Pet stores are somewhat of a wholesaler, but in a different category, in my opinion. They are the ones that are selling to Joe Shmoe, and can (if they have the resources) teach Mister Joe about the care and husbandry that they are familiar with.

Now wholesalers buy up whatever morphs or "leftovers" that a breeder or hobbyist wants to move and sells them for a profit. This is somewhat of a grey area, as this entails not knowing completely the history behind the snakes that they are selling. Some wholesalers care, some do not. The distinction is in the specific person wholesaling.

Do they back up the animal with a guarantee? Depends...
Pet Stores usually do, Wholesalers, it depends.

This is a not so clear area of sellers in the reptile trade. Some are good, some are not so good.
It is up to you to determine what you feel comfortable with.


Flippers...

This is a bad word in some circles of the reptile world. Why? Well, these guys are the people that take animals from breeders and flip them for profit. How quickly? It really depends on the person and the animal, but usually this is only a month or two, maybe even less.

If the animal is sick or not in optimal health, the flipper more than likely doesn't even notice. They are just out to move the animal quickly and for a profit. The longer they have the animal, the less profit they make. Flip it!

Now again, this is a grey area, depending on who you are talking about. Some people actually take the time to care about the animal and where it was produced, what the morph/locality is, etc... Most do not, which is why being a "flipper" is again, a bad word.


Now how do you tell who you are buying from and what you are getting?

Do your homework.

Do they have a good reputation? Have they been around long enough? Does the price seem too good to be true? Can they show you parental lineage?

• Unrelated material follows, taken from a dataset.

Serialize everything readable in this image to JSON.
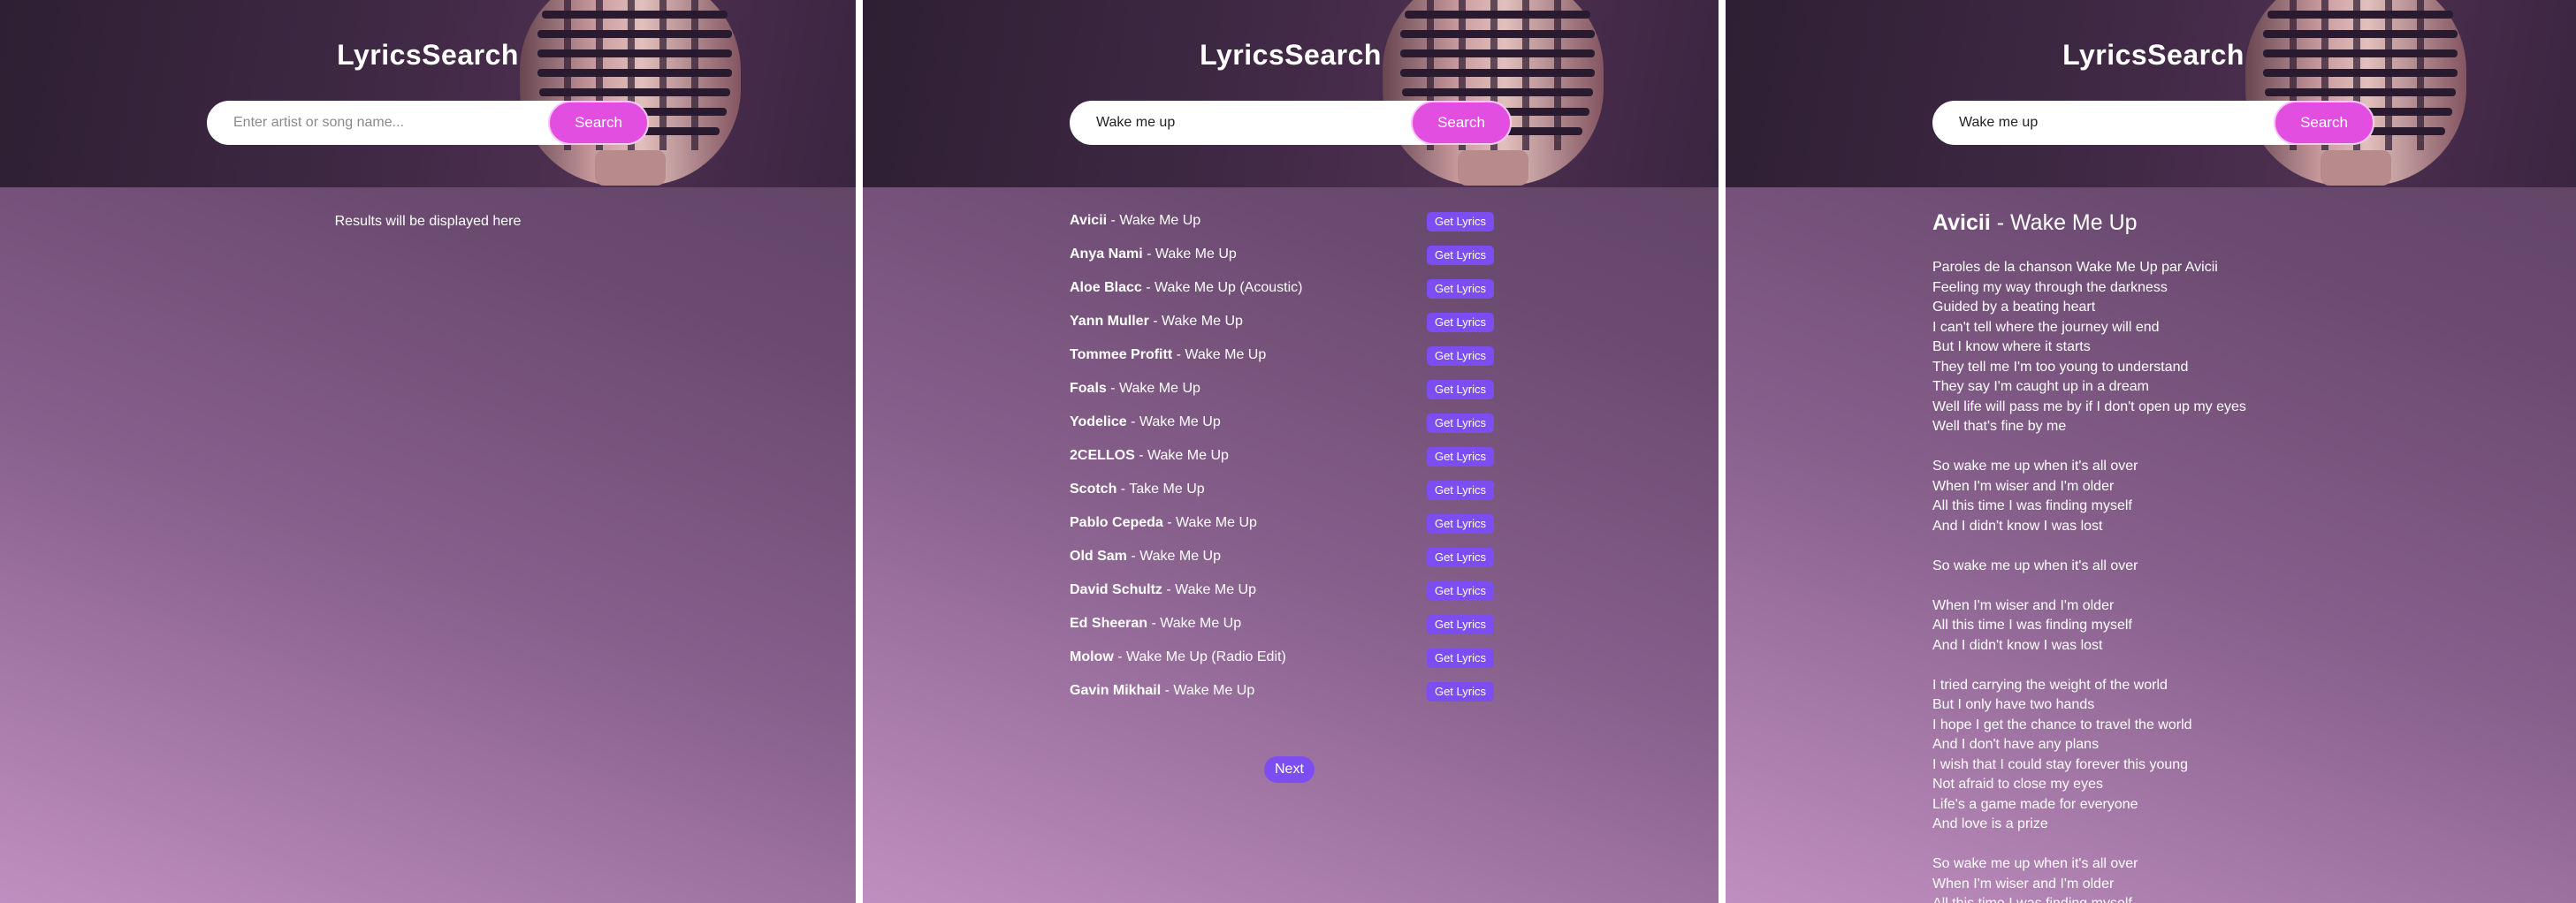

Can they vouch for the health of the animal and how long it has been in their care?

All things you as a consumer/customer have to determine in your own comfort zone where you want to be.

If you don't care that the person selling the animal can't tell you what the parents were, then by all means, buy from a wholesaler/flipper.

But remember this, these people are in it more for the profit than for the animal most of the time.
(I do not want to make generalizations because I know there are some people out there that are not.)

Money is always nice, but for peace of mind, would you rather save $100 and possibly lose the animal and your money, or buy from a breeder that can help you in the future if something goes wrong?

Again, things to think about.

This blog is not meant to sway you one way or the other, as I am trying to be as unbiased as I can under the circumstances.

Like I said before, I have sold to wholesalers, and I still would love to know that my animals, albeit not being sold by me, are getting good homes in the end.

So the final thing to take away from this is, do your homework, try not to just look at the dollar signs. If that is your only focus, you are in the wrong industry.


Have a fantastic day, my friends.

1 comment:

Jordan said...

Balanced, logical, informative and accurate.

Well put Heather!

Jordan Russell (Breeder/Wholesaler/Flipper)